Accept, Sir, the renewed assurance of my high consideration.”

(2) For your information I informed the Minister confidentially that the Department was awaiting action by the Senate on German commercial treaty3 before proceeding with negotiation of other similar treaties. I then referred to complaints received from American exporters concerning Finnish discriminations against American commerce, also to the discriminatory port duties imposed on American [Page 88] ships by Finland, and stated that in view of the very favorable treatment granted by the United States to Finnish imports, which are largely admitted into the United States free of duty (as in the case of wood pulp, hides and skins) it was obviously unreasonable that Finland should discriminate against the United States. The Minister stated he believed his Government would welcome such an arrangement, but that it would have to be considered by a Committee in Helsingfors and that because that Committee was probably dispersed during the summer and because the Minister for Foreign Affairs was absent there might be some delay. He stated that he would urge early action but that he desired to study the note for two or three days before making detailed recommendations to his government.

(3) In handing the Minister draft note I stated that Department would cable the text to you to hand to the Finnish Government. Please hand a copy as soon as possible to the Minister for Foreign Affairs and endeavor to expedite favorable action so that Minister in Washington may be authorized to enter into the proposed exchange as soon as possible. Please telegraph important developments.

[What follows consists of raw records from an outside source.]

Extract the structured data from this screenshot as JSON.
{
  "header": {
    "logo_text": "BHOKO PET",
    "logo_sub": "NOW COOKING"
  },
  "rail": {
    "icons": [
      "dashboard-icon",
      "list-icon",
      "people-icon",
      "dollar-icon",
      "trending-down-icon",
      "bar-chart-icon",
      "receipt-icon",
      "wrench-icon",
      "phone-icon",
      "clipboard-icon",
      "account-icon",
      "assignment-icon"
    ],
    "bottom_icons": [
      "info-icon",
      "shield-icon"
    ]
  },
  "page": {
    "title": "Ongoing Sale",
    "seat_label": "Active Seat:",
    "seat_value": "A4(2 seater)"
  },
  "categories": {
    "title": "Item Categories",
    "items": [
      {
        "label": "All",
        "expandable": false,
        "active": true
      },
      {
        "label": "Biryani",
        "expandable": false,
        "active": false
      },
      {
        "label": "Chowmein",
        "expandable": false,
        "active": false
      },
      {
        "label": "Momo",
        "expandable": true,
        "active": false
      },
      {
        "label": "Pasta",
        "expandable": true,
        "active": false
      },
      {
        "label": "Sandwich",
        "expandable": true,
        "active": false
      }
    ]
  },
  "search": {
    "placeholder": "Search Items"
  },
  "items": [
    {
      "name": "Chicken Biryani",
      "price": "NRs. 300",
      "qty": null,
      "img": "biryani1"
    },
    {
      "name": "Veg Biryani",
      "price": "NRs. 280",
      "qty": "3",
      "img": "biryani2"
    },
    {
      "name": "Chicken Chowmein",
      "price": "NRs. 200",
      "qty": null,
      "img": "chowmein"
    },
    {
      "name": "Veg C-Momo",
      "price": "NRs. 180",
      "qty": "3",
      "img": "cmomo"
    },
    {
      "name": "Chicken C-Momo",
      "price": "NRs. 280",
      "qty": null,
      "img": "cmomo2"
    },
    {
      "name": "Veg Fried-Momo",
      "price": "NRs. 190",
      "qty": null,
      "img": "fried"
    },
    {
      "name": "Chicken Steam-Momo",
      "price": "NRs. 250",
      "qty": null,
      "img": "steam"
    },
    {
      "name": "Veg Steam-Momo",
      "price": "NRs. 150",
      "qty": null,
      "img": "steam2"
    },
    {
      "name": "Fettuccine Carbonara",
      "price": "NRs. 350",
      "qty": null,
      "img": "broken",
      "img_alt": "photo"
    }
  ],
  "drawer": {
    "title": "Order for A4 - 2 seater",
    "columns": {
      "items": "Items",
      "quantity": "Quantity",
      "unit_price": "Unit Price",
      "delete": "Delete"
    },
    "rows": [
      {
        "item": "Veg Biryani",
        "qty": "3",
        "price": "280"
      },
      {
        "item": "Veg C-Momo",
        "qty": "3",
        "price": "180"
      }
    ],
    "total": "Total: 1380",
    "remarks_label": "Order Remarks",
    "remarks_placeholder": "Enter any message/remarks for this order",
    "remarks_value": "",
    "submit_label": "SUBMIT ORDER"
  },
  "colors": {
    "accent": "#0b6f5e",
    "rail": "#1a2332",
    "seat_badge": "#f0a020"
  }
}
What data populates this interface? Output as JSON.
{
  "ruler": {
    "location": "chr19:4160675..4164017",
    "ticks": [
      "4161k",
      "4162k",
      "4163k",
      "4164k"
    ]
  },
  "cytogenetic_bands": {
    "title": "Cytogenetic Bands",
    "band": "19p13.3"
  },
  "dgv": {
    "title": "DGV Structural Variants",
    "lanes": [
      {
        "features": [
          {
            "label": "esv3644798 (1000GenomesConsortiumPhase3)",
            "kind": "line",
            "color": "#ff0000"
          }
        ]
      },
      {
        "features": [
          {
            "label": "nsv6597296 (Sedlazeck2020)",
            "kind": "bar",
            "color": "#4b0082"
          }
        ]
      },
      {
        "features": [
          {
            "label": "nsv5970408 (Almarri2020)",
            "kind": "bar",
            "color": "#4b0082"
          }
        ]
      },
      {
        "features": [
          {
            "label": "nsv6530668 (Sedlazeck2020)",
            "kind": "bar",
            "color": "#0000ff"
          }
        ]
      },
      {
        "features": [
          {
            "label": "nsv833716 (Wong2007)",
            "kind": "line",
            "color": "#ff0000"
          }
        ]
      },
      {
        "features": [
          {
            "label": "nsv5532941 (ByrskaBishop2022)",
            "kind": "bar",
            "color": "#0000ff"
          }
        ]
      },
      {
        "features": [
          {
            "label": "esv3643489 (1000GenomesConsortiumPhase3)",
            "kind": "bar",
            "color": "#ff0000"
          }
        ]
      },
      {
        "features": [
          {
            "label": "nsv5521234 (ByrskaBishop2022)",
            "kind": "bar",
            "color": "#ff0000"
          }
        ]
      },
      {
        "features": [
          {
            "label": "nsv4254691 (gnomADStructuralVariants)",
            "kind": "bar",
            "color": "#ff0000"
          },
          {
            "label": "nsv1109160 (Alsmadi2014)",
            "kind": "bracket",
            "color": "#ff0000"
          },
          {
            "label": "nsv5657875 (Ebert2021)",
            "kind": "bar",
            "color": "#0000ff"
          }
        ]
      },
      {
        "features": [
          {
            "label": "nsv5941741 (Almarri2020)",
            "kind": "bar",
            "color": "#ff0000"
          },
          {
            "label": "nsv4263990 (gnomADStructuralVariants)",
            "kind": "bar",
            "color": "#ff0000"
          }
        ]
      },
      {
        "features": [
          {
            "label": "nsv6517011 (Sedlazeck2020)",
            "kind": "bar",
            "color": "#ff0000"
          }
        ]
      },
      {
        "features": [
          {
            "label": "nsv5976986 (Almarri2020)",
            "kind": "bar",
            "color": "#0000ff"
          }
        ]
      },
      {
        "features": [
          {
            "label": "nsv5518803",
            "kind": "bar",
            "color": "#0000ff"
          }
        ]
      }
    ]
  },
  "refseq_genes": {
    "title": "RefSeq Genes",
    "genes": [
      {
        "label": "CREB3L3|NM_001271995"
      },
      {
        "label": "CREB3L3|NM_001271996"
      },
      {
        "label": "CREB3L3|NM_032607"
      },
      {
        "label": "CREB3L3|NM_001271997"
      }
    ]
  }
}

Grew
  1. Not printed. On July 19, 1923, the Secretary of State telegraphed to the Minister in Finland inquiring whether the Finnish Government would be disposed to enter into negotiations with the United States at an early date with a view to the conclusion of a general treaty of amity, commerce and consular rights. The Minister replied in his telegram No. 8, July 27, 1923, that the Foreign Office had expressed its readiness to open negotiations.
  2. Not printed. This instruction transmitted a draft treaty of friendship and commerce which had been submitted to the Finnish Government through its Legation in Washington. The draft was similar to that transmitted to the Ambassador in Spain, May 18, 1923, which is printed in Foreign Relations, 1923, vol. ii, p. 831.
  3. Signed Dec. 8, 1923; see ibid., p. 29.